Facebook has announced a new ‘experimental’ feature that allows End-To-End encrypted notification emails from the social giant to user accounts. Facebook is using OpenPGP, which it says is “one of the most popular available standards for Protecting Email with Public-key Encryption.” That means Facebook can scramble communications it sends so that only you can read them. Facebook now lets users to add OpenPGP public keys to their profile, and to sign up for encrypted Facebook notifications.
While Facebook lets you add a PGP public key to your profile and check a box to receive encrypted notification emails, you will need to use a separate program to generate the key. Facebook uses GNU Privacy Guard (GPG), a widely used and free implementation of the OpenPGP standard, for its own public key and recommends the GPG Suite for Mac and Gpg4win for Windows 10.
Facebook Introduces PGP Encryption: Secure Messages, Emails, Notifications with Private key
PGP, or Pretty Good Privacy, is a program that lets people encrypt and decrypt emails, and allows users to authenticate messages with digital signatures. Facebook can scramble communications it sends so that only you can read them. However, the tool has its limits; any message you send to another user on Facebook will remain unencrypted. While only safeguarding emails sent to you from Facebook seems like small potatoes, it could have a potentially big impact. For instance, a hacker that broke into your email could previously reset your password by sending a link. Now, however, the encryption would prevent them from doing so.
You will also need to set up and manage your public key via a desktop browser. Facebook states “public key management is not yet supported on mobile devices; we are investigating ways to enable this.” After you generate your public and private keys, head to Facebook and navigate your way to the Contact and Basic Info section of your About page (or Click here).
contact-and-basic-info in Facebook
There you will need to click on Add a public key and copy and paste the text block of your PGP public key, starting with: —–BEGIN PGP PUBLIC KEY BLOCK—– and including —–END PGP PUBLIC KEY BLOCK—– at the end. (On a Mac, I exported my public key as a plain-text ASC file from the GPG Keychain application that I was then able to open in TextEdit to copy the text block mentioned above.)
How to make Facebook send you encrypted notification emails

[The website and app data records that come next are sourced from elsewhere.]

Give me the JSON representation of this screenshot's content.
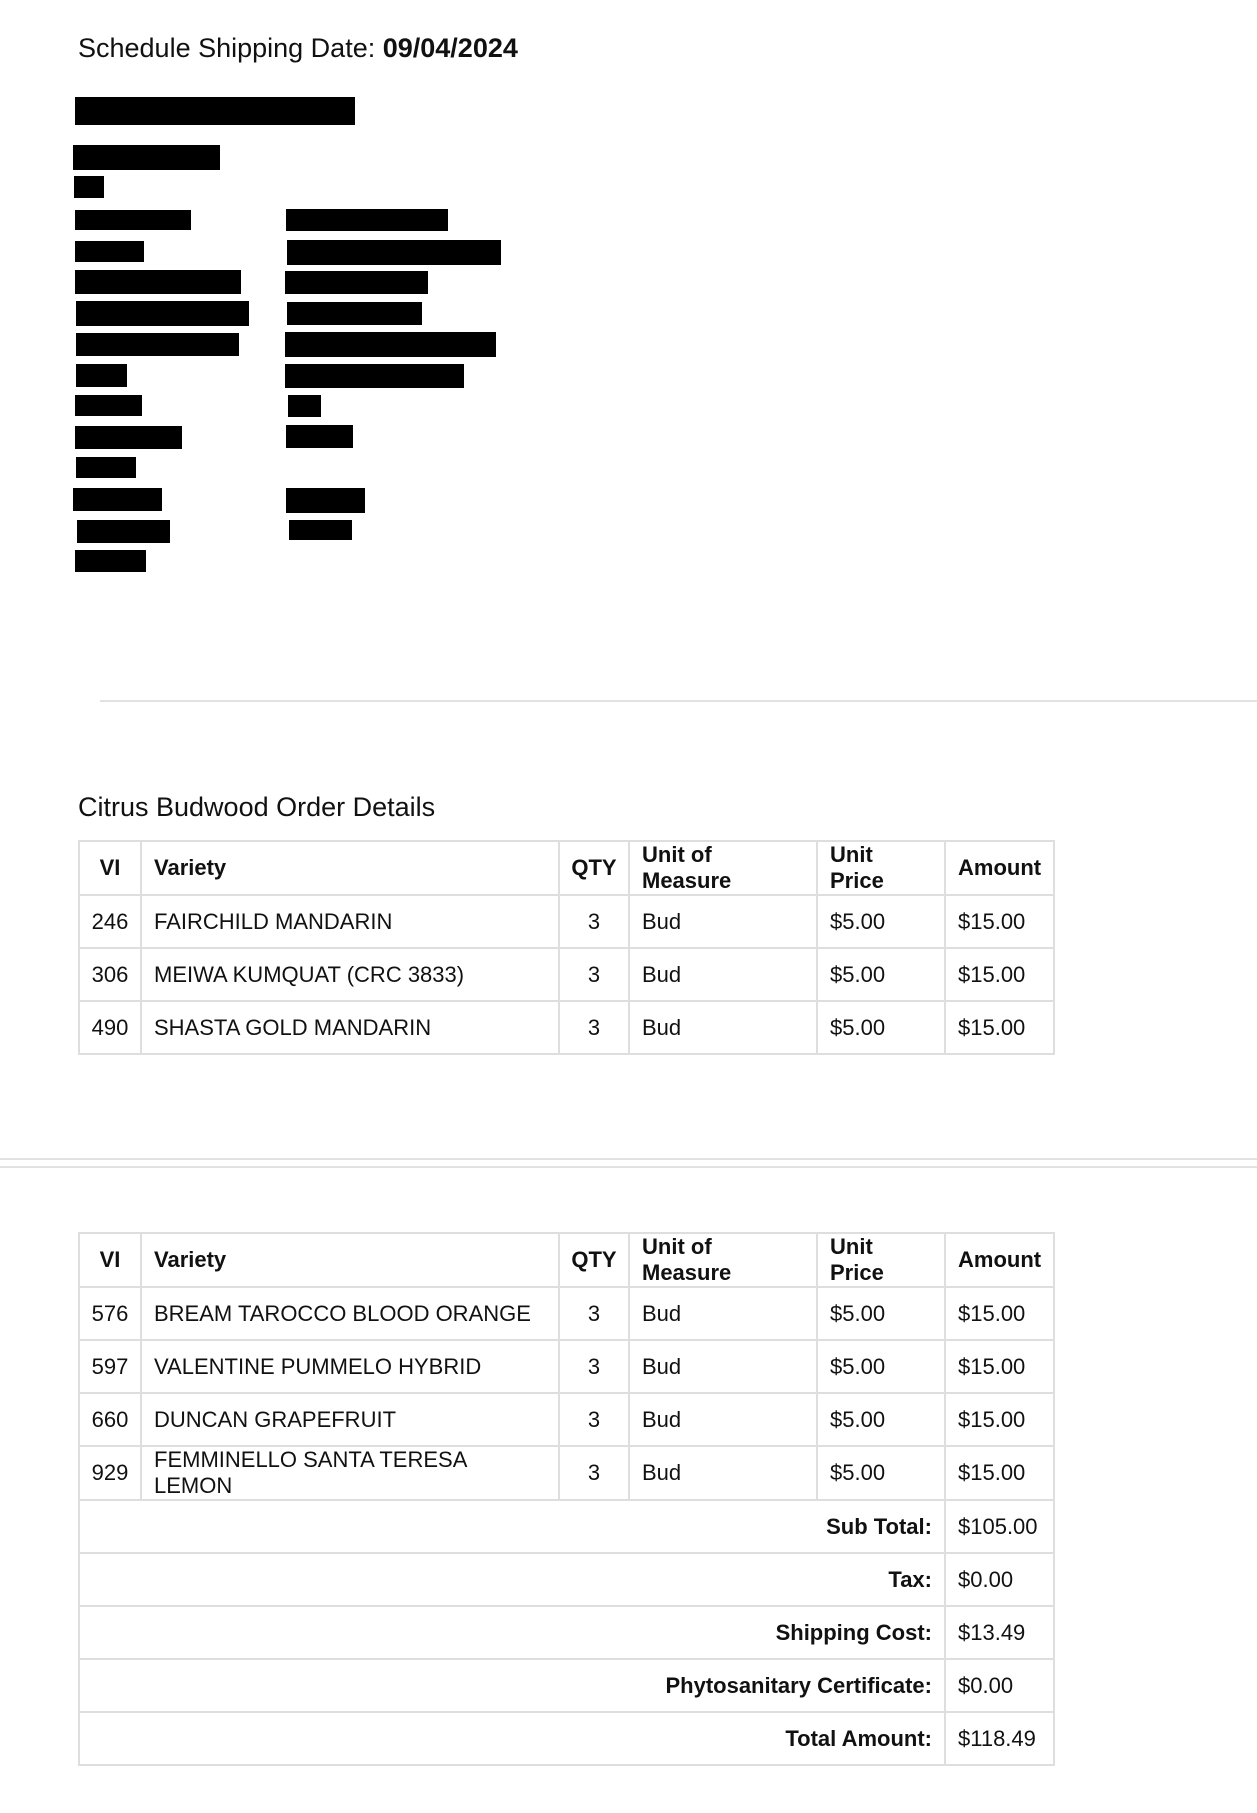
{
  "schedule": {
    "label": "Schedule Shipping Date:",
    "date": "09/04/2024"
  },
  "section_title": "Citrus Budwood Order Details",
  "table_headers": {
    "vi": "VI",
    "variety": "Variety",
    "qty": "QTY",
    "uom": "Unit of Measure",
    "unit_price": "Unit Price",
    "amount": "Amount"
  },
  "table1": {
    "rows": [
      {
        "vi": "246",
        "variety": "FAIRCHILD MANDARIN",
        "qty": "3",
        "uom": "Bud",
        "unit_price": "$5.00",
        "amount": "$15.00"
      },
      {
        "vi": "306",
        "variety": "MEIWA KUMQUAT (CRC 3833)",
        "qty": "3",
        "uom": "Bud",
        "unit_price": "$5.00",
        "amount": "$15.00"
      },
      {
        "vi": "490",
        "variety": "SHASTA GOLD MANDARIN",
        "qty": "3",
        "uom": "Bud",
        "unit_price": "$5.00",
        "amount": "$15.00"
      }
    ]
  },
  "table2": {
    "rows": [
      {
        "vi": "576",
        "variety": "BREAM TAROCCO BLOOD ORANGE",
        "qty": "3",
        "uom": "Bud",
        "unit_price": "$5.00",
        "amount": "$15.00"
      },
      {
        "vi": "597",
        "variety": "VALENTINE PUMMELO HYBRID",
        "qty": "3",
        "uom": "Bud",
        "unit_price": "$5.00",
        "amount": "$15.00"
      },
      {
        "vi": "660",
        "variety": "DUNCAN GRAPEFRUIT",
        "qty": "3",
        "uom": "Bud",
        "unit_price": "$5.00",
        "amount": "$15.00"
      },
      {
        "vi": "929",
        "variety": "FEMMINELLO SANTA TERESA LEMON",
        "qty": "3",
        "uom": "Bud",
        "unit_price": "$5.00",
        "amount": "$15.00"
      }
    ],
    "summary": [
      {
        "label": "Sub Total:",
        "value": "$105.00"
      },
      {
        "label": "Tax:",
        "value": "$0.00"
      },
      {
        "label": "Shipping Cost:",
        "value": "$13.49"
      },
      {
        "label": "Phytosanitary Certificate:",
        "value": "$0.00"
      },
      {
        "label": "Total Amount:",
        "value": "$118.49"
      }
    ]
  }
}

After that, you can check the box for Use this public key to encrypt notification emails that Facebook sends you. If you check the box, Facebook will send you an encrypted verification email that you must decrypt before it will begin sending you encrypted notification emails. Once you have entered your public key and decided on the checkbox for encrypted notification emails, click Save Changes.
Facebook send you encrypted notification emails
Facebook then displays the 40-digit fingerprint of your public key on your About page, which is shorthand for the giant block of text you entered. After you decrypt Facebook’s verification email and click its included link, a new tab opens in your browser with this message, letting you know encrypted notification emails are enabled.